Whilst the capital city’s charms are not to be underestimated, there is so much more to Cuba than Havana. We take a look at three cities elsewhere that have different things to offer for holidaymakers with a sense of adventure.

Santiago de Cuba

Image Source: Flickr.com

The second largest city in Cuba, Santiago de Cuba marries the best of Cuban and Afro-Caribbean culture together. On the east of the island, it has a rich culture and some of the country’s most awe-inspiring buildings. The Castillo de San Pedro, a 17th century fort that dominates the local skyline, has been a UNESCO World Heritage Site for 20 years now.

Santiago de Cuba’s culture is a major selling point. Most music genres associated with Cuba started here, most notably salsa.

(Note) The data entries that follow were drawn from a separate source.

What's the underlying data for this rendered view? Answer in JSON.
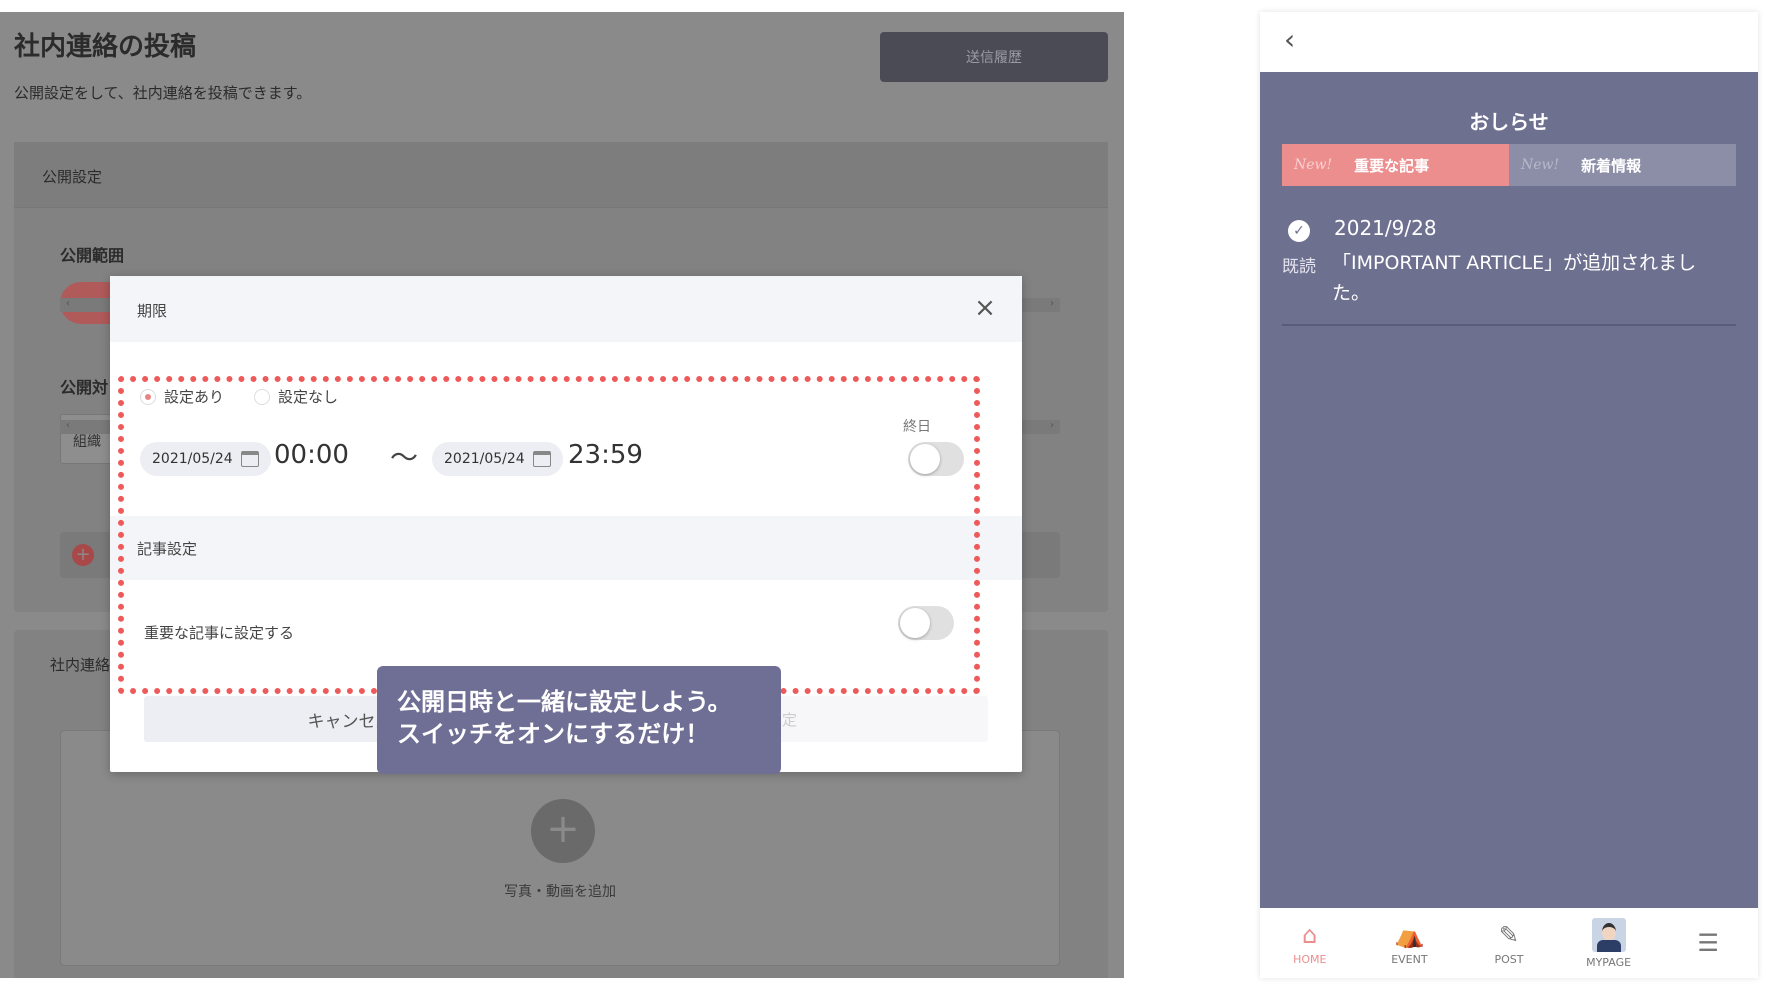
{
  "desktop": {
    "title": "社内連絡の投稿",
    "subtitle": "公開設定をして、社内連絡を投稿できます。",
    "history_button": "送信履歴",
    "settings_panel": {
      "title": "公開設定",
      "scope_label": "公開範囲",
      "target_label": "公開対",
      "target_value": "組織",
      "scroll_left": "‹",
      "scroll_right": "›"
    },
    "content_panel": {
      "label": "社内連絡",
      "upload_label": "写真・動画を追加",
      "upload_plus": "+"
    },
    "modal": {
      "title": "期限",
      "close": "×",
      "radio_on": "設定あり",
      "radio_off": "設定なし",
      "allday_label": "終日",
      "start_date": "2021/05/24",
      "start_time": "00:00",
      "tilde": "〜",
      "end_date": "2021/05/24",
      "end_time": "23:59",
      "article_section": "記事設定",
      "important_label": "重要な記事に設定する",
      "cancel": "キャンセル",
      "submit": "設定"
    },
    "callout": {
      "line1": "公開日時と一緒に設定しよう。",
      "line2": "スイッチをオンにするだけ！"
    },
    "colors": {
      "highlight": "#ee5a5a",
      "callout_bg": "#6f6f95"
    }
  },
  "phone": {
    "back_icon": "‹",
    "title": "おしらせ",
    "tabs": [
      {
        "new": "New!",
        "label": "重要な記事"
      },
      {
        "new": "New!",
        "label": "新着情報"
      }
    ],
    "news": {
      "check": "✓",
      "read_label": "既読",
      "date": "2021/9/28",
      "text": "「IMPORTANT ARTICLE」が追加されました。"
    },
    "nav": [
      {
        "icon": "home-icon",
        "glyph": "⌂",
        "label": "HOME"
      },
      {
        "icon": "event-icon",
        "glyph": "⛺",
        "label": "EVENT"
      },
      {
        "icon": "post-icon",
        "glyph": "✎",
        "label": "POST"
      },
      {
        "icon": "avatar",
        "glyph": "",
        "label": "MYPAGE"
      },
      {
        "icon": "menu-icon",
        "glyph": "☰",
        "label": ""
      }
    ],
    "colors": {
      "body_bg": "#6e7090",
      "accent": "#ec8e8e"
    }
  }
}
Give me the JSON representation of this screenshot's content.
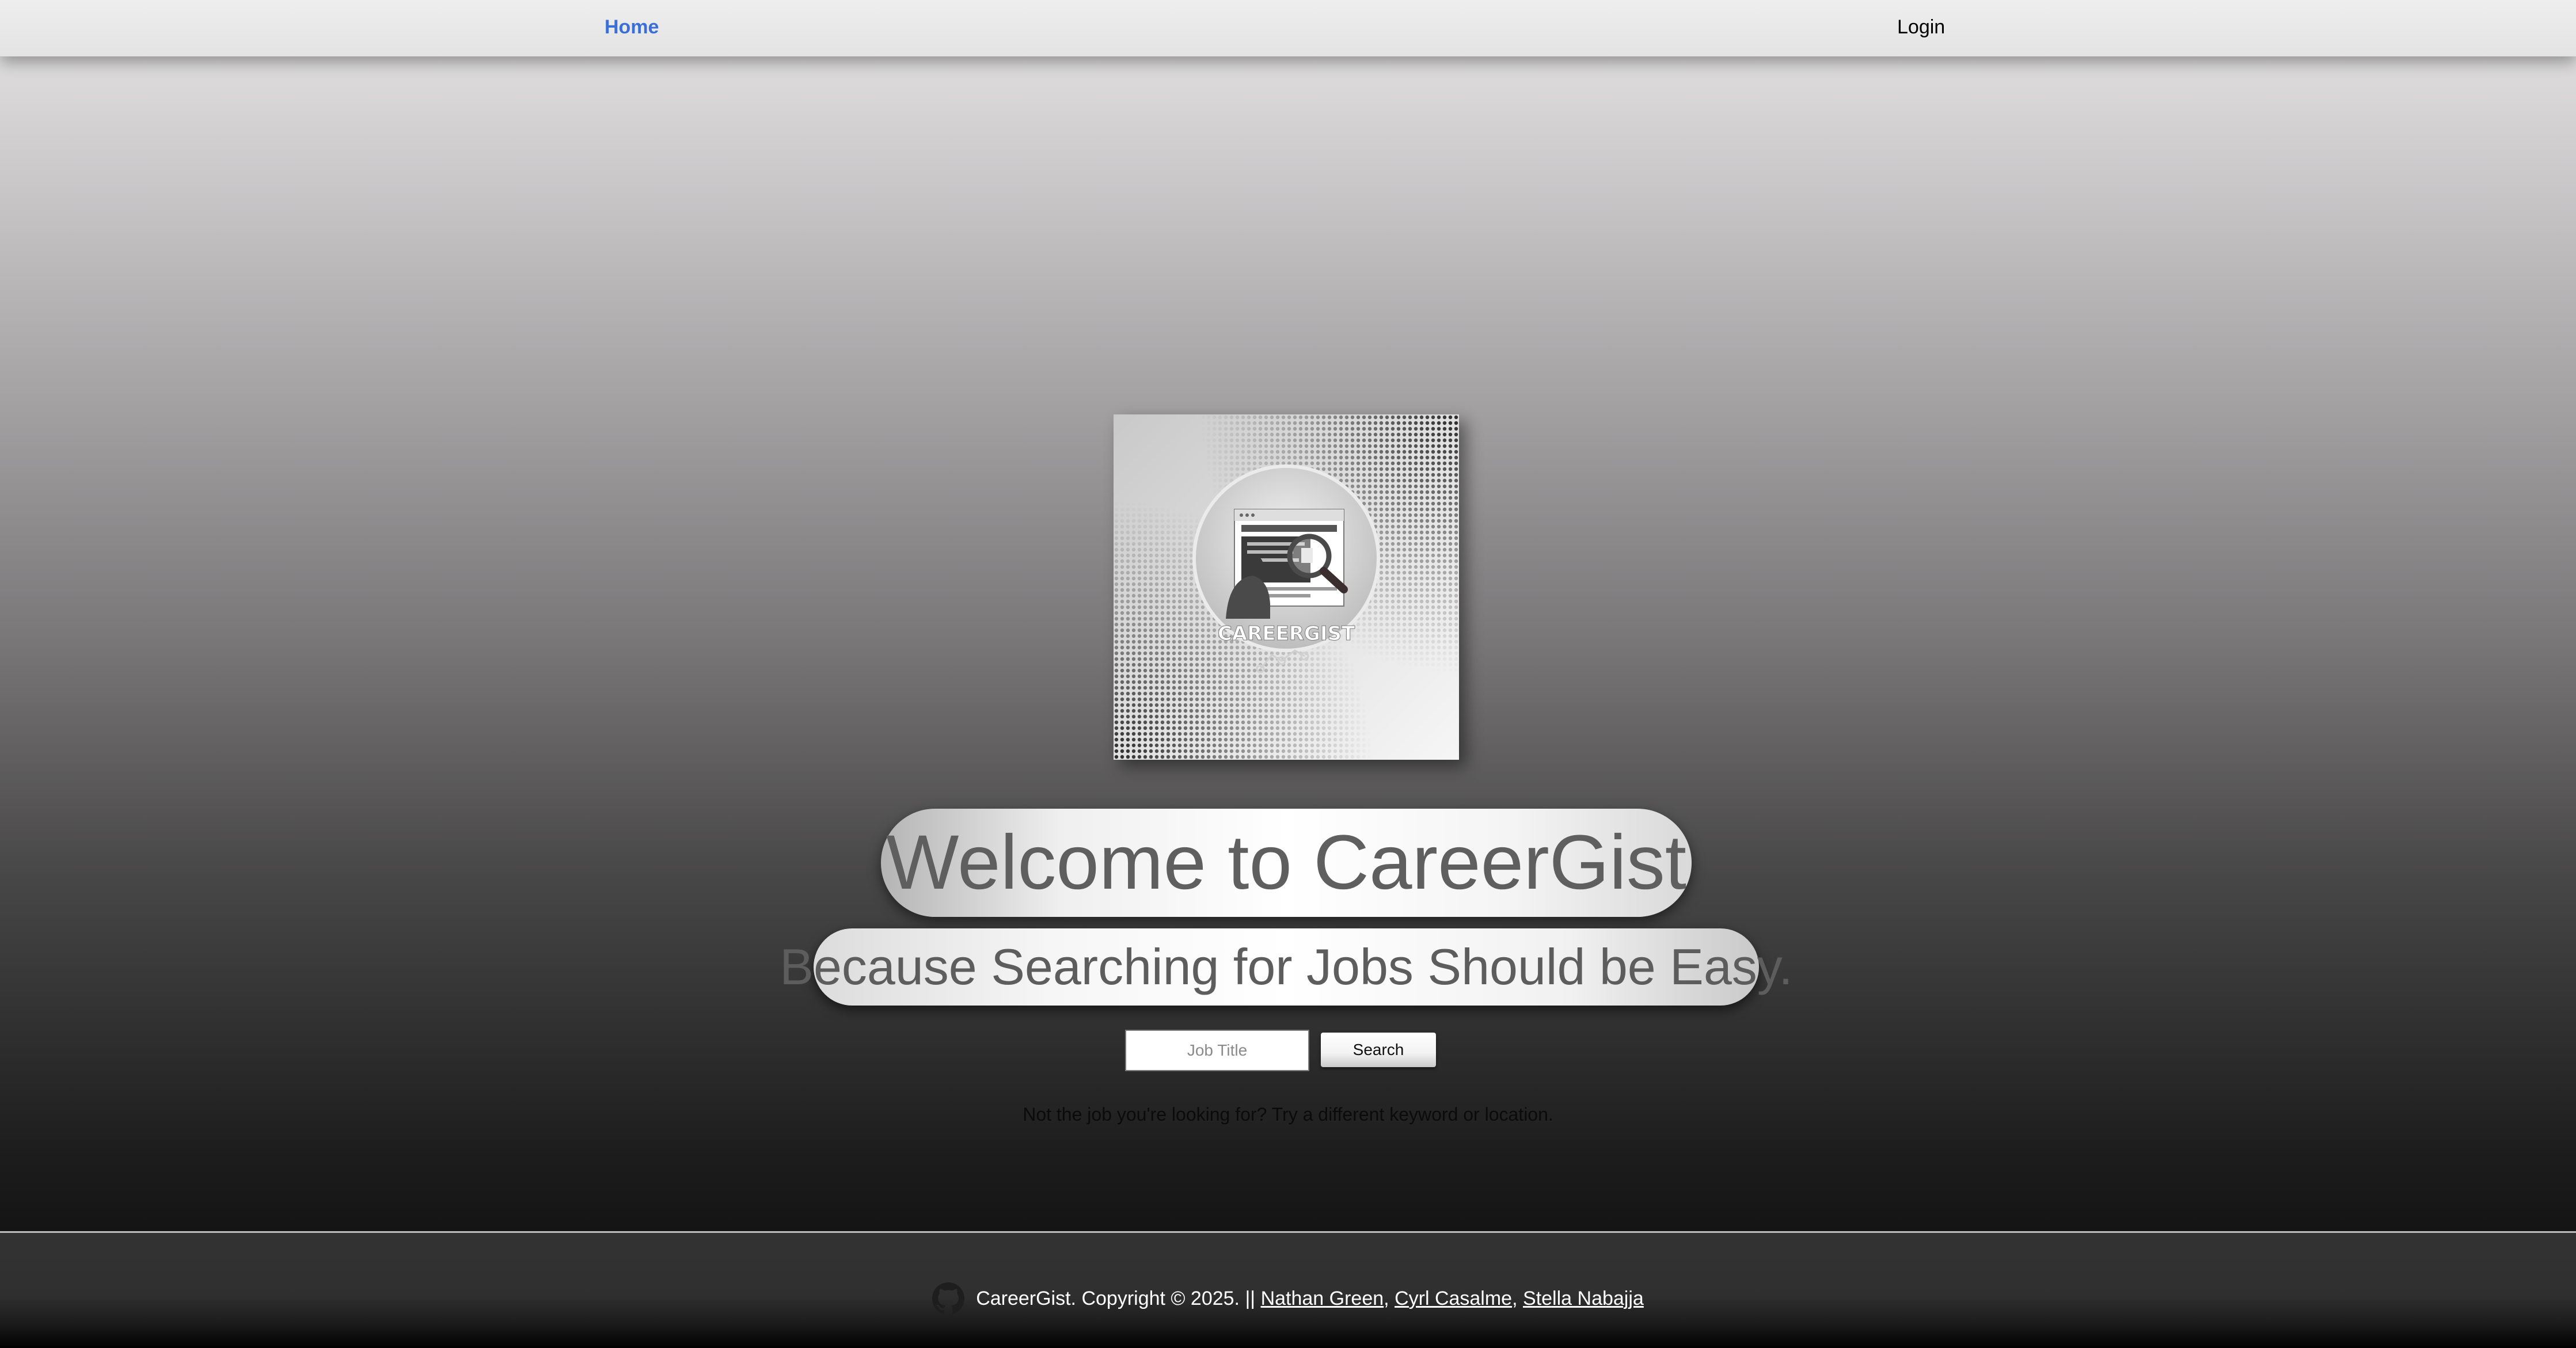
{
  "nav": {
    "home_label": "Home",
    "login_label": "Login"
  },
  "logo": {
    "brand_text": "CAREERGIST"
  },
  "hero": {
    "welcome": "Welcome to CareerGist",
    "tagline": "Because Searching for Jobs Should be Easy."
  },
  "search": {
    "placeholder": "Job Title",
    "value": "",
    "button_label": "Search"
  },
  "hint": "Not the job you're looking for? Try a different keyword or location.",
  "footer": {
    "copyright": "CareerGist. Copyright © 2025. ||",
    "authors": [
      {
        "name": "Nathan Green"
      },
      {
        "name": "Cyrl Casalme"
      },
      {
        "name": "Stella Nabajja"
      }
    ],
    "separator": ", ",
    "icon": "github-icon"
  },
  "colors": {
    "nav_active": "#3a6fd8",
    "heading_text": "#5f5f5f",
    "footer_bg": "#333333"
  }
}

On almost every corner, you’ll find a bar or cafe, whilst the hustle and bustle of the city centre will keep boredom at bay, day and night.


Image Source: Wikimedia Commons

This southern city is known locally as the Pearl of the South. On visiting, it’s easy to see why. It is almost surrounded by a bay of deep, blue water that looks great at any time of day. As for the city itself, Cienfuegos’ historic centre is another World Heritage Site, giving history buffs plenty of reason to explore.

For an authentic Cuban holiday, a stroll along the streets and waterfronts of Cienfuegos will more than suffice. Aside from the centre, a short boat ride will take you a few miles south to the coast, where the pristine Playa Rancho Luna lies. If the crowds get too much in Cienfuegos itself, you could do a lot worse!

Santa Clara

Image Source: Wikimedia Commons

A landlocked part of the country, Santa Clara has more green space than many other cities in Cuba. The city centre has at least five parks, but there is plenty more to explore here. Loma del Capiro is a hill overlooking Santa Clara and the surrounding areas. For ramblers who like to be within easy reach of urban comforts, it’s a handy place to visit.

In Santa Clara itself, you’re sure to enjoy a quiet break. There is still a lot to see, particularly the El Mejunje building. The beating heart of the arts and LGBT communities, this cultural venue is a must-visit for fans of theatre, jazz and local art.